TASK STATEMENT »
Whenever a line below includes the string "icon", show it.

[Element data from apps and pages]
Content starts
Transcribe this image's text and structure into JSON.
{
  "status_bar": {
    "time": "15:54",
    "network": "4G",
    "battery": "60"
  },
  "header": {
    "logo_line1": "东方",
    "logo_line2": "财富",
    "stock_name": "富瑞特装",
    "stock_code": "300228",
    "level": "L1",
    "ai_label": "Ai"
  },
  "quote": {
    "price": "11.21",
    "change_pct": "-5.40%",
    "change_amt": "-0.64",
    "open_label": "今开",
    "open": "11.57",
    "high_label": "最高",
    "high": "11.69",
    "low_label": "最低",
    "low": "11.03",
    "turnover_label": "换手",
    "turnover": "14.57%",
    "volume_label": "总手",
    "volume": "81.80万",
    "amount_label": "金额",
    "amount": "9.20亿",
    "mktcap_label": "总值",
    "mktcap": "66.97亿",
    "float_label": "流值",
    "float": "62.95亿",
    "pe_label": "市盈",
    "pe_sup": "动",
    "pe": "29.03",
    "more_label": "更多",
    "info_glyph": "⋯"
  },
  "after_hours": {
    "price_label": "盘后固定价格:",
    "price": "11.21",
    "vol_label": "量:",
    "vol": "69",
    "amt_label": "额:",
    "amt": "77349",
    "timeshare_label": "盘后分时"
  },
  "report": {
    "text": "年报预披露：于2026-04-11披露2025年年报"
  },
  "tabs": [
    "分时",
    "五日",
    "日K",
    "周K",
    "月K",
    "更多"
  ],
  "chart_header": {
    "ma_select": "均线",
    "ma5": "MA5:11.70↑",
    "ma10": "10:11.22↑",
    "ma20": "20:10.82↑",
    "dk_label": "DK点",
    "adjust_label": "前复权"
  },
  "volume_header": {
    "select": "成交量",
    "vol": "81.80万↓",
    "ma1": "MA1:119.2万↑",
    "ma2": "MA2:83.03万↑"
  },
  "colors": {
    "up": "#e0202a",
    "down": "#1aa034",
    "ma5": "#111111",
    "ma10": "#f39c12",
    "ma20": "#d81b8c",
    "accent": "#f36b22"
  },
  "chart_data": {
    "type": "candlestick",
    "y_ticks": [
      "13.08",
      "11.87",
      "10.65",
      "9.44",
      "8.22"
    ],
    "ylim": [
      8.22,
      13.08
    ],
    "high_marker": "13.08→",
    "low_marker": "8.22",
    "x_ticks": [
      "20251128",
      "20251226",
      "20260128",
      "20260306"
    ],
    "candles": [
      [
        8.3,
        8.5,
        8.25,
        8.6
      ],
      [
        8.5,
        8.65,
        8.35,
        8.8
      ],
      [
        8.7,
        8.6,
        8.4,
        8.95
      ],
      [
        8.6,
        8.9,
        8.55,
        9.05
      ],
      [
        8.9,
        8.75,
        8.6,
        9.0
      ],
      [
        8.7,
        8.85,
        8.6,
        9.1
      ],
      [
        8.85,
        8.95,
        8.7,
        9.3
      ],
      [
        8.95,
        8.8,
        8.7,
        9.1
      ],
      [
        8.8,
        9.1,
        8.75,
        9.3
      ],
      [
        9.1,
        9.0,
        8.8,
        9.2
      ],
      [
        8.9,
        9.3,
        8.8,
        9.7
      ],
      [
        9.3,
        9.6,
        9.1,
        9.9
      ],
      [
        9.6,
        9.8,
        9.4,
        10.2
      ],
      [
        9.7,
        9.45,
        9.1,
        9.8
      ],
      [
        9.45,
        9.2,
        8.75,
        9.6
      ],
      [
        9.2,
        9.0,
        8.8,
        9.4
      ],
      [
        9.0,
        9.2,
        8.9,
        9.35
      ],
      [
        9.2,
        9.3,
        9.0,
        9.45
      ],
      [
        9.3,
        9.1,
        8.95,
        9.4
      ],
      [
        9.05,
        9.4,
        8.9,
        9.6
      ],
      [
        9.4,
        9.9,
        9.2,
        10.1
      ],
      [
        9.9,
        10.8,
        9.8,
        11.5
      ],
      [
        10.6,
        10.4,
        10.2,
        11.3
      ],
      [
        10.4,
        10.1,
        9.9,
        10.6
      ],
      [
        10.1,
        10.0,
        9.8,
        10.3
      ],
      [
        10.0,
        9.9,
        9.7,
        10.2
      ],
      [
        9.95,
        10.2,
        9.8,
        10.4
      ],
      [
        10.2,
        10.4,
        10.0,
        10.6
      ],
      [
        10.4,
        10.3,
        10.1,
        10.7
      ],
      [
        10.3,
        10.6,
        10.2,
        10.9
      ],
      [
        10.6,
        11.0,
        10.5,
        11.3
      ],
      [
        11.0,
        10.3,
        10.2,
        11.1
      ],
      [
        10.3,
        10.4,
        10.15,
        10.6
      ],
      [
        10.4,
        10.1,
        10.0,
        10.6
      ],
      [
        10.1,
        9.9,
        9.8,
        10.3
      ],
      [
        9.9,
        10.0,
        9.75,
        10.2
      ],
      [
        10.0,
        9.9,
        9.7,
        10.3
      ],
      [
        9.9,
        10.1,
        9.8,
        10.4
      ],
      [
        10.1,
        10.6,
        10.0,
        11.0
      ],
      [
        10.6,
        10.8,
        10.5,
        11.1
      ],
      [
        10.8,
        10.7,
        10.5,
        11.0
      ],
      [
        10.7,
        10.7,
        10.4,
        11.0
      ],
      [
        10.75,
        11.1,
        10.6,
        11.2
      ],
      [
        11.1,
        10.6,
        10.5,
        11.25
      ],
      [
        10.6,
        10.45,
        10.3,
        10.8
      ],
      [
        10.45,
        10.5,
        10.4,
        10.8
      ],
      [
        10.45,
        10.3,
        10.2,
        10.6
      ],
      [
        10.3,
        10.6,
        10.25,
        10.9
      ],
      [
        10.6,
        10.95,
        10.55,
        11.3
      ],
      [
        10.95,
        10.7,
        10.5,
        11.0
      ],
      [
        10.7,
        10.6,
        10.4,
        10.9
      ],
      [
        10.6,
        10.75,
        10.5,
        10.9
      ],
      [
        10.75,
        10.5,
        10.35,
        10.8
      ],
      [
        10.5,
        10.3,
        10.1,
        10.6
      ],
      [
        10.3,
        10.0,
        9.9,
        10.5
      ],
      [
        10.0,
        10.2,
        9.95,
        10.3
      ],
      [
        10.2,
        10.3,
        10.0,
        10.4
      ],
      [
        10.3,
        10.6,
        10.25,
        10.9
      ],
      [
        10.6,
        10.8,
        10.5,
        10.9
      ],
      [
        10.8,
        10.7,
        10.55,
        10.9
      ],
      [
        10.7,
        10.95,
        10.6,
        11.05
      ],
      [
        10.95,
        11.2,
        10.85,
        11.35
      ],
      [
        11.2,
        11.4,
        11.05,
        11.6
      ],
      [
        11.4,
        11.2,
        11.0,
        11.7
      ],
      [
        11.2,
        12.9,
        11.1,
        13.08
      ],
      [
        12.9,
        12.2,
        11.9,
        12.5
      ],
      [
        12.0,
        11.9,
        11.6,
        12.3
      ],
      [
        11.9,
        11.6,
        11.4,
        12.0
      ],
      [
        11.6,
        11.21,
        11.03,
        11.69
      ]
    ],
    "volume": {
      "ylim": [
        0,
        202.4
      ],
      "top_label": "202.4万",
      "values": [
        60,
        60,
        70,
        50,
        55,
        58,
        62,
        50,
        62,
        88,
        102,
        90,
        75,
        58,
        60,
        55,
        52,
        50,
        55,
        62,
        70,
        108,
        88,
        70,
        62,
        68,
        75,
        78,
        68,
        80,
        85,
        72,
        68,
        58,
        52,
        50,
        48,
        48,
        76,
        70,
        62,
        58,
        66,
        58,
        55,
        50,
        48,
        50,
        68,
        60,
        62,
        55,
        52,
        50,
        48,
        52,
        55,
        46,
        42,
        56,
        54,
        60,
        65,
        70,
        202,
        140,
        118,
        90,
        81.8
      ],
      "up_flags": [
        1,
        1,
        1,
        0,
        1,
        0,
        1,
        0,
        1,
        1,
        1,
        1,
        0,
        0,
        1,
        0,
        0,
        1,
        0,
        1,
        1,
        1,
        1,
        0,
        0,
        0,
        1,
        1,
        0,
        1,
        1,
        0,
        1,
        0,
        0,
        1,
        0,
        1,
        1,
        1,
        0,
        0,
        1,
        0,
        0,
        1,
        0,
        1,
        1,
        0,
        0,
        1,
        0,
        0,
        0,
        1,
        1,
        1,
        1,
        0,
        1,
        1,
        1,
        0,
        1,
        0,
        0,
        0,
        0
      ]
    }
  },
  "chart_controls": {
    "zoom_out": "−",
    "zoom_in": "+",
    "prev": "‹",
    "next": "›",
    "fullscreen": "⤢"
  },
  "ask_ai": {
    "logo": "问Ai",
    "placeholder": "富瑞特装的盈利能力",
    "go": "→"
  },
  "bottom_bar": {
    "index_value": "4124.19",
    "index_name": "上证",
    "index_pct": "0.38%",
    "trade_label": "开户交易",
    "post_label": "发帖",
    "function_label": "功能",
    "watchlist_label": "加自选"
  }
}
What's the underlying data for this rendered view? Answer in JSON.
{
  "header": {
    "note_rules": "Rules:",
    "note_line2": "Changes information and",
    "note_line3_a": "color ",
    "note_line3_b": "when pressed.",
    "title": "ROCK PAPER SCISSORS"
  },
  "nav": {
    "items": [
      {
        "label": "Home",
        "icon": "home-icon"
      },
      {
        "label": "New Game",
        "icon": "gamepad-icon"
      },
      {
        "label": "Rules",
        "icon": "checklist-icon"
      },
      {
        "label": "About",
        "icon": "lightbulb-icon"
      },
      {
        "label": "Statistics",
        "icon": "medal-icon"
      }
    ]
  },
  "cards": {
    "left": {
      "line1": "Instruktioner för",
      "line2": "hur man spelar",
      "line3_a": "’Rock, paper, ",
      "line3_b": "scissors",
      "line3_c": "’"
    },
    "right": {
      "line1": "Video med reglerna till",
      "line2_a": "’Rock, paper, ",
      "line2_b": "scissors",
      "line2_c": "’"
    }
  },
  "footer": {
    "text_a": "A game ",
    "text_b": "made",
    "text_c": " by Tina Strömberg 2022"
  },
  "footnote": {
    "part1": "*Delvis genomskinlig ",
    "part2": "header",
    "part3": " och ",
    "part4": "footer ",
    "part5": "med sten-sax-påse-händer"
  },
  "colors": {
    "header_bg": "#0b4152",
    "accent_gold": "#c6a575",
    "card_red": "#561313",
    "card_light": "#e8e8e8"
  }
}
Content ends
RESULT FOR THIS TASK »
        "icon": "home-icon"
        "icon": "gamepad-icon"
        "icon": "checklist-icon"
        "icon": "lightbulb-icon"
        "icon": "medal-icon"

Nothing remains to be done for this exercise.